WHAT IS NEEDED: Every line of the data that contains the string "abbr" must be copied.

+++ MATERIAL PROVIDED +++

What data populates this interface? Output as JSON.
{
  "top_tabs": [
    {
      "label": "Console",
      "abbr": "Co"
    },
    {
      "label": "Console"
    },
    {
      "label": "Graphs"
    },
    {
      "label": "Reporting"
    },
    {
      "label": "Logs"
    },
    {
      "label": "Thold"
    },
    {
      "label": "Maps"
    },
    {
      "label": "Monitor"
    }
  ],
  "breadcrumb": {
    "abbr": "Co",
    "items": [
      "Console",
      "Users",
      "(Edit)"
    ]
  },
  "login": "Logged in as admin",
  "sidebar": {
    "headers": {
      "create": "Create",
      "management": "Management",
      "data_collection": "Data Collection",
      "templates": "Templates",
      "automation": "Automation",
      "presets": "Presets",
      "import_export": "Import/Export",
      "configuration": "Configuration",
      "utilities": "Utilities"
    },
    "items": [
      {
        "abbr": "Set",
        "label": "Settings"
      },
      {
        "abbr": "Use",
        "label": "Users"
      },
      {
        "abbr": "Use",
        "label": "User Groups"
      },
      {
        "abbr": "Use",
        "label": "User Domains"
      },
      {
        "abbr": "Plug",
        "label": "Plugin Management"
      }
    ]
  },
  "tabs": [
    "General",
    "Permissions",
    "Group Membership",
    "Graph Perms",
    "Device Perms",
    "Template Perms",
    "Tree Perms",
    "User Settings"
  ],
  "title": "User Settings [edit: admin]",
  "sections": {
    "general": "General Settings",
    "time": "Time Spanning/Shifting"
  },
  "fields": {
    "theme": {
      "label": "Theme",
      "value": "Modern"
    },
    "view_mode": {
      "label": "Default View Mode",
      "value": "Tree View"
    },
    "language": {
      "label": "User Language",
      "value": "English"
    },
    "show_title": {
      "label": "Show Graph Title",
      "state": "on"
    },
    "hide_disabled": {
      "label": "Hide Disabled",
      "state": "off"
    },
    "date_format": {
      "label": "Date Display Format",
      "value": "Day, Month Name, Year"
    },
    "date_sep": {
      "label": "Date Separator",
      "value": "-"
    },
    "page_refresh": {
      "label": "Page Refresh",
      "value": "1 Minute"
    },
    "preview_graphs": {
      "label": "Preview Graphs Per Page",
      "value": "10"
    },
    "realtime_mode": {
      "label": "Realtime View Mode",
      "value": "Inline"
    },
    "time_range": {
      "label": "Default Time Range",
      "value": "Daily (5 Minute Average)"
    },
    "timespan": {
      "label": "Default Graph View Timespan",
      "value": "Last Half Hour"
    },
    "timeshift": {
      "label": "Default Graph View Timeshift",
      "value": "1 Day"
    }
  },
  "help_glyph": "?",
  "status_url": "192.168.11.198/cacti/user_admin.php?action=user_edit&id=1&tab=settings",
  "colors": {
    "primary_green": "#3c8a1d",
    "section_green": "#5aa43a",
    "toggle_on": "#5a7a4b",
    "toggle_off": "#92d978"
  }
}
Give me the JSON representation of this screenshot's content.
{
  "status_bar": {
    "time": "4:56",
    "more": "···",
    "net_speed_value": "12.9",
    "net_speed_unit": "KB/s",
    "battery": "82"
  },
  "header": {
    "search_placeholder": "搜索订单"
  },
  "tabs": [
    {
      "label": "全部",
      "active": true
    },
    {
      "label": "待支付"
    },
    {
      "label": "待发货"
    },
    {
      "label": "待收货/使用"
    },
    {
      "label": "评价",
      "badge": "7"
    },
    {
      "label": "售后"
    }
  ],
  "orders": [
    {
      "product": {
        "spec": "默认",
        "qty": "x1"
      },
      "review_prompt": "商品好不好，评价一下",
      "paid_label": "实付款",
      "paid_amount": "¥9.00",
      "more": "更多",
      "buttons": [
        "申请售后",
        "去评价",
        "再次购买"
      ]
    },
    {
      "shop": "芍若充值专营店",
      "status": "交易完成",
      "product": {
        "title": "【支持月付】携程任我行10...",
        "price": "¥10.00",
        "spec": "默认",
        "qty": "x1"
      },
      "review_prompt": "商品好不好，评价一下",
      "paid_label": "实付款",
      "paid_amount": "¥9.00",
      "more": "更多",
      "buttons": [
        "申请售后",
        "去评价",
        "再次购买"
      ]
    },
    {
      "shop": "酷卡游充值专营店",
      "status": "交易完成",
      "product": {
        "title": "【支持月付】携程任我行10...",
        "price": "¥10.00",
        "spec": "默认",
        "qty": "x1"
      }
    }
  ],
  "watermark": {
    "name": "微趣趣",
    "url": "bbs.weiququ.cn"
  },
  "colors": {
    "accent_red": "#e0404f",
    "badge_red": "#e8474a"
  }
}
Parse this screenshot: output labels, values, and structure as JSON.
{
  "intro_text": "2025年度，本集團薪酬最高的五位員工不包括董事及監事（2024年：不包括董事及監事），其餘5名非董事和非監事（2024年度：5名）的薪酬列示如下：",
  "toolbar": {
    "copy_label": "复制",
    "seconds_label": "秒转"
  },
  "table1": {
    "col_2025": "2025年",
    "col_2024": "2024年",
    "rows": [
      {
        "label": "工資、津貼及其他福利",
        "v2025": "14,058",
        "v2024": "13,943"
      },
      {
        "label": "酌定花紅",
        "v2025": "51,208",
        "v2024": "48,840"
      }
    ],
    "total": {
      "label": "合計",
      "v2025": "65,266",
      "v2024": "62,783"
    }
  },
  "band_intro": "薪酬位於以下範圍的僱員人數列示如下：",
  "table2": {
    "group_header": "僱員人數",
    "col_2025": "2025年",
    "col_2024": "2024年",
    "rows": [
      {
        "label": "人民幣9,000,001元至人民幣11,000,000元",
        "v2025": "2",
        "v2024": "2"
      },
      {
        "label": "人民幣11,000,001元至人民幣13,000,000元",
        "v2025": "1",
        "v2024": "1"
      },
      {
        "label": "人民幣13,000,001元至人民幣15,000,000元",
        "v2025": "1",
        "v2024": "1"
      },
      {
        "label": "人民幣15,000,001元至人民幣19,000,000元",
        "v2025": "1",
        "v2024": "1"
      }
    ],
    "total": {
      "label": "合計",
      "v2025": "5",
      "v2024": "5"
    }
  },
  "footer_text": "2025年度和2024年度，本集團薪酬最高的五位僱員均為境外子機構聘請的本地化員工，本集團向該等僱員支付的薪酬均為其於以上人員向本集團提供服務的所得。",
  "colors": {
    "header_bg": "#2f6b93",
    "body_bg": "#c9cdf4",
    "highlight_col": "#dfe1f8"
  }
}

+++
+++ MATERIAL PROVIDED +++

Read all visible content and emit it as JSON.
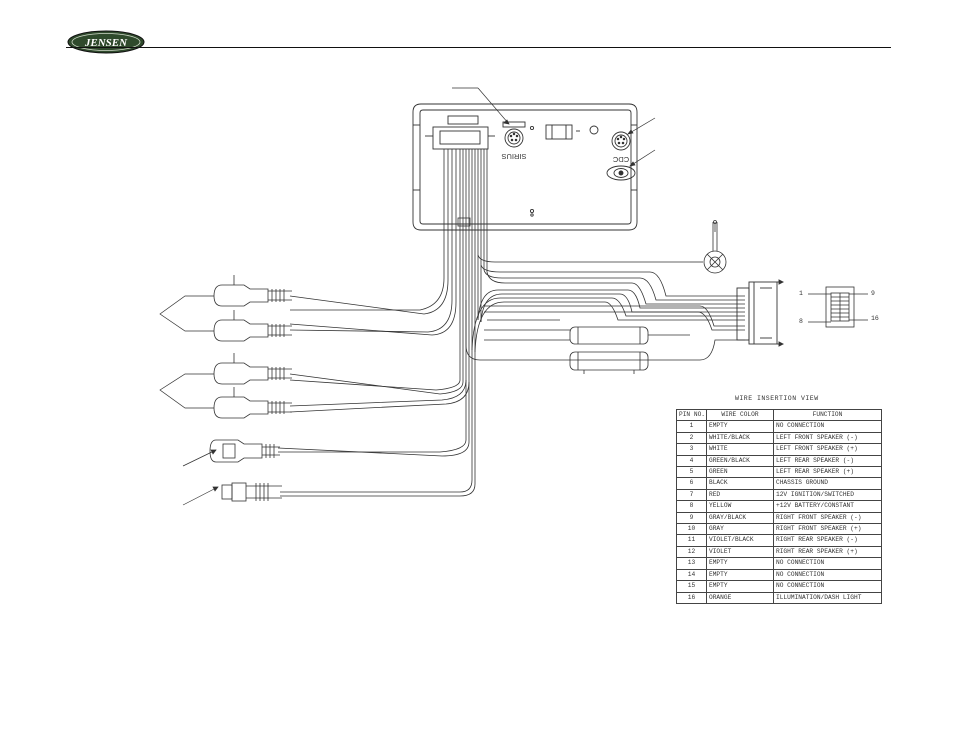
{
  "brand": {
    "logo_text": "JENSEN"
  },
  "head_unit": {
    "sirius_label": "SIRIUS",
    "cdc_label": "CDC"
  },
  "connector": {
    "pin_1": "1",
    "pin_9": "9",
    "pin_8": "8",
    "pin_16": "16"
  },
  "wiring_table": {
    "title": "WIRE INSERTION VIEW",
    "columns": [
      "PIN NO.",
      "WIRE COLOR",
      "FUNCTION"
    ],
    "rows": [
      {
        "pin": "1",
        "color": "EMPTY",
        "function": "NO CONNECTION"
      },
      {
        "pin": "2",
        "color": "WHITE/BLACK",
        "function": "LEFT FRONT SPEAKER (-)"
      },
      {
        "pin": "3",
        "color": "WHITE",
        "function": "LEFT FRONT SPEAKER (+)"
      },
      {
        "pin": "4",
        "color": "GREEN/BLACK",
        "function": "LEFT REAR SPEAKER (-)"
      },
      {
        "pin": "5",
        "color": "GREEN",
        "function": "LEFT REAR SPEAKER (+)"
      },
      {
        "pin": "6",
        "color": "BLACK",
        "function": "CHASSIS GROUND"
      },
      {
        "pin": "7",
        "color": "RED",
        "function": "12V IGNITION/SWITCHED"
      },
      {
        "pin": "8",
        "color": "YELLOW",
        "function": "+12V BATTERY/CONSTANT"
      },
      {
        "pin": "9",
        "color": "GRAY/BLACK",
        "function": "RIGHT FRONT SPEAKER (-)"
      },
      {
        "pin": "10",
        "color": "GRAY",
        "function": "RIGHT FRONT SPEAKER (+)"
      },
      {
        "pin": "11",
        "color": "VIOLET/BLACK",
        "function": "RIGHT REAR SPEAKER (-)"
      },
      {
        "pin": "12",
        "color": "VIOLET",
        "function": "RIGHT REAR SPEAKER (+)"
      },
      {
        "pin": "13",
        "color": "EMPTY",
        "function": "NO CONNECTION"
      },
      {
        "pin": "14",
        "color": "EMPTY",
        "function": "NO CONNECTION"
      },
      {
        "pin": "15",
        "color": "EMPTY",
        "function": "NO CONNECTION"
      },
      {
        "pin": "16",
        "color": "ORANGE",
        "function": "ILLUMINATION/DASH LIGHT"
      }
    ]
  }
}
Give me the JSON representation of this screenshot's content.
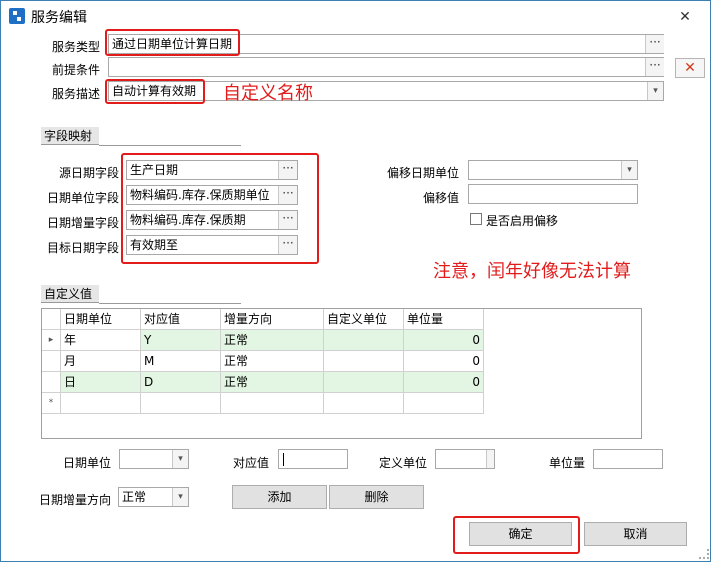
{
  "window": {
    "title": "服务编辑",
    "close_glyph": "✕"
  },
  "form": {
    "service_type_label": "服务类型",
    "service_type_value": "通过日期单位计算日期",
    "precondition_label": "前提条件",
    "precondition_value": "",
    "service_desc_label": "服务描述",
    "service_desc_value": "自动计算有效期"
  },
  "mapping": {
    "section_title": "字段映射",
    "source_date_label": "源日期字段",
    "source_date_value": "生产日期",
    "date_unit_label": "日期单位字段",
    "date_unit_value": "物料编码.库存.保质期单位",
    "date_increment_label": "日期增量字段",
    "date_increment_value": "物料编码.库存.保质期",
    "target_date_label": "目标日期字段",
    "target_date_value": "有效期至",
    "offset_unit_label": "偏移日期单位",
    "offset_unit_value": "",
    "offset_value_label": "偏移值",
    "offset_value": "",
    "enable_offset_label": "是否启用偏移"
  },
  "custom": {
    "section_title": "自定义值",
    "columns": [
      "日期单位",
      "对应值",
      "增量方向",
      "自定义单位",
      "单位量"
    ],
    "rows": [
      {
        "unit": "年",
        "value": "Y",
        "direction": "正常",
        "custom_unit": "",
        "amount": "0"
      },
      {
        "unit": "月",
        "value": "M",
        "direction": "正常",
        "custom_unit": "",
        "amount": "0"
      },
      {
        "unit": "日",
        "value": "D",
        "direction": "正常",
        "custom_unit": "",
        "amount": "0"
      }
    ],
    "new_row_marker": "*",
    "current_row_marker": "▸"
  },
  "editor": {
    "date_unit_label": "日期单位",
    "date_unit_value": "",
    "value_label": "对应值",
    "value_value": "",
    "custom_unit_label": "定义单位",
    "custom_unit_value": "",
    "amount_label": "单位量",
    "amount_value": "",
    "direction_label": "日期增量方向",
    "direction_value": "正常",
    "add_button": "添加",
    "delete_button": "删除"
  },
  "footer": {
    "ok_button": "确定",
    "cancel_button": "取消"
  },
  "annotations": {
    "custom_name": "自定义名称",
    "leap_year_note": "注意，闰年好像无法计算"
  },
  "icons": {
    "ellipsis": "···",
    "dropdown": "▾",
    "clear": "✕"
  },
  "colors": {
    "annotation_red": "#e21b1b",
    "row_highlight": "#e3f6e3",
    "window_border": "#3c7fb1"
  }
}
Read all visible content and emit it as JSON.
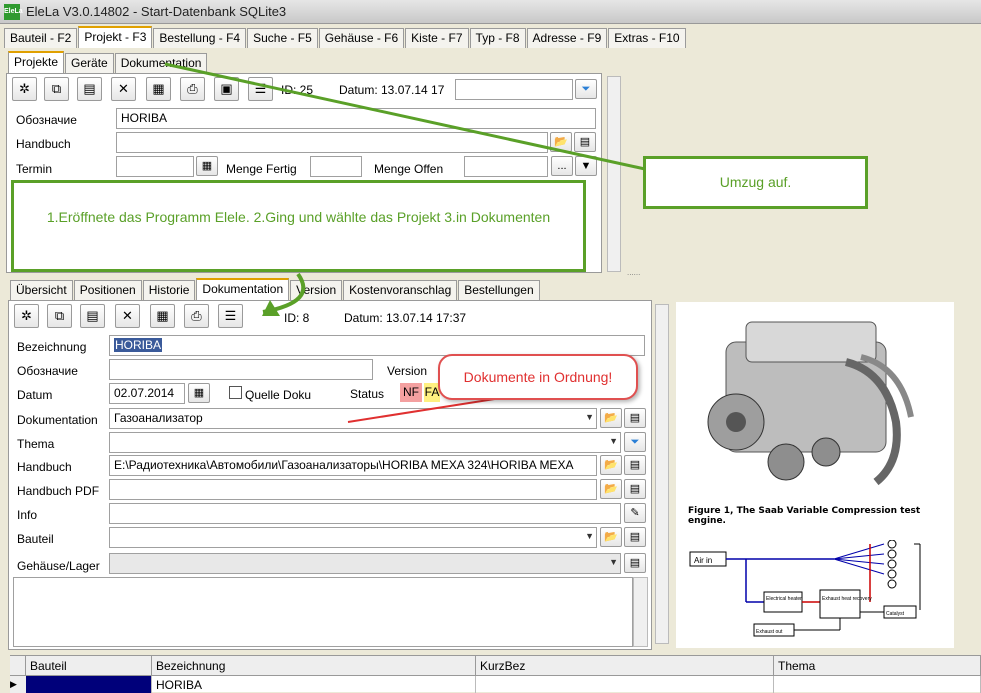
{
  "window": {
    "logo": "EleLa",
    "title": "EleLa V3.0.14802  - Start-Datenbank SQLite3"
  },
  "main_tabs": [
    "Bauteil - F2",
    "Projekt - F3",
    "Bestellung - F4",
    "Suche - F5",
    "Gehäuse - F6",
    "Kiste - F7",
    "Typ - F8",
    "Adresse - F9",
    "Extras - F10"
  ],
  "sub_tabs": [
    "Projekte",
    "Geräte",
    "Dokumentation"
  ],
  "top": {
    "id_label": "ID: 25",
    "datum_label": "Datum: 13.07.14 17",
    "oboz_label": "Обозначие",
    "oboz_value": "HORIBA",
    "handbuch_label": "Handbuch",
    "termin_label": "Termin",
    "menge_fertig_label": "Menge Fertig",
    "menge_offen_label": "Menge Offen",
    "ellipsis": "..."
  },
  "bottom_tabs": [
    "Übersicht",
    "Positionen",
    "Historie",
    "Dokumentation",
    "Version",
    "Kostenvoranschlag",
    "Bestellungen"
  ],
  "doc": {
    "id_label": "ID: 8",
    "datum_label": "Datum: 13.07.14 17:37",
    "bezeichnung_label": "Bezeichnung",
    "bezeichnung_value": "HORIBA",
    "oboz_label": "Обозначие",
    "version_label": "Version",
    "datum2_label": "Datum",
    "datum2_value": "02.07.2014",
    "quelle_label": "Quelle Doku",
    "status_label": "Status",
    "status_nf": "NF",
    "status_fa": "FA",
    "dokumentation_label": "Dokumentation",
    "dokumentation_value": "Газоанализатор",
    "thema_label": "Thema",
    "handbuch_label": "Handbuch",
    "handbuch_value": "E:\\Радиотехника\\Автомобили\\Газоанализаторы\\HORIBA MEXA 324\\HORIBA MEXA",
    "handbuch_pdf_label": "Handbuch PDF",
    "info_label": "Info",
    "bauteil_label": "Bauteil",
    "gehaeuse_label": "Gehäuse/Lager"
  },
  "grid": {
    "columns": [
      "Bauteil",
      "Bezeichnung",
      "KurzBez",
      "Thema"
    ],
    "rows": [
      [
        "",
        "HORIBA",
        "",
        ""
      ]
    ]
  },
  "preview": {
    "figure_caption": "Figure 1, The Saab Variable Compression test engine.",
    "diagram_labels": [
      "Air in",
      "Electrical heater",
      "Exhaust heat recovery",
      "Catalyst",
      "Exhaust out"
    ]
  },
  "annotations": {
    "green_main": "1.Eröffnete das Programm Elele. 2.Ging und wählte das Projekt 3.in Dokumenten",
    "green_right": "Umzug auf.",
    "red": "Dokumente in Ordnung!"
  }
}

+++

EXERCISE RESULT:
      "abbr": "Co"
    "abbr": "Co",
        "abbr": "Set",
        "abbr": "Use",
        "abbr": "Use",
        "abbr": "Use",
        "abbr": "Plug",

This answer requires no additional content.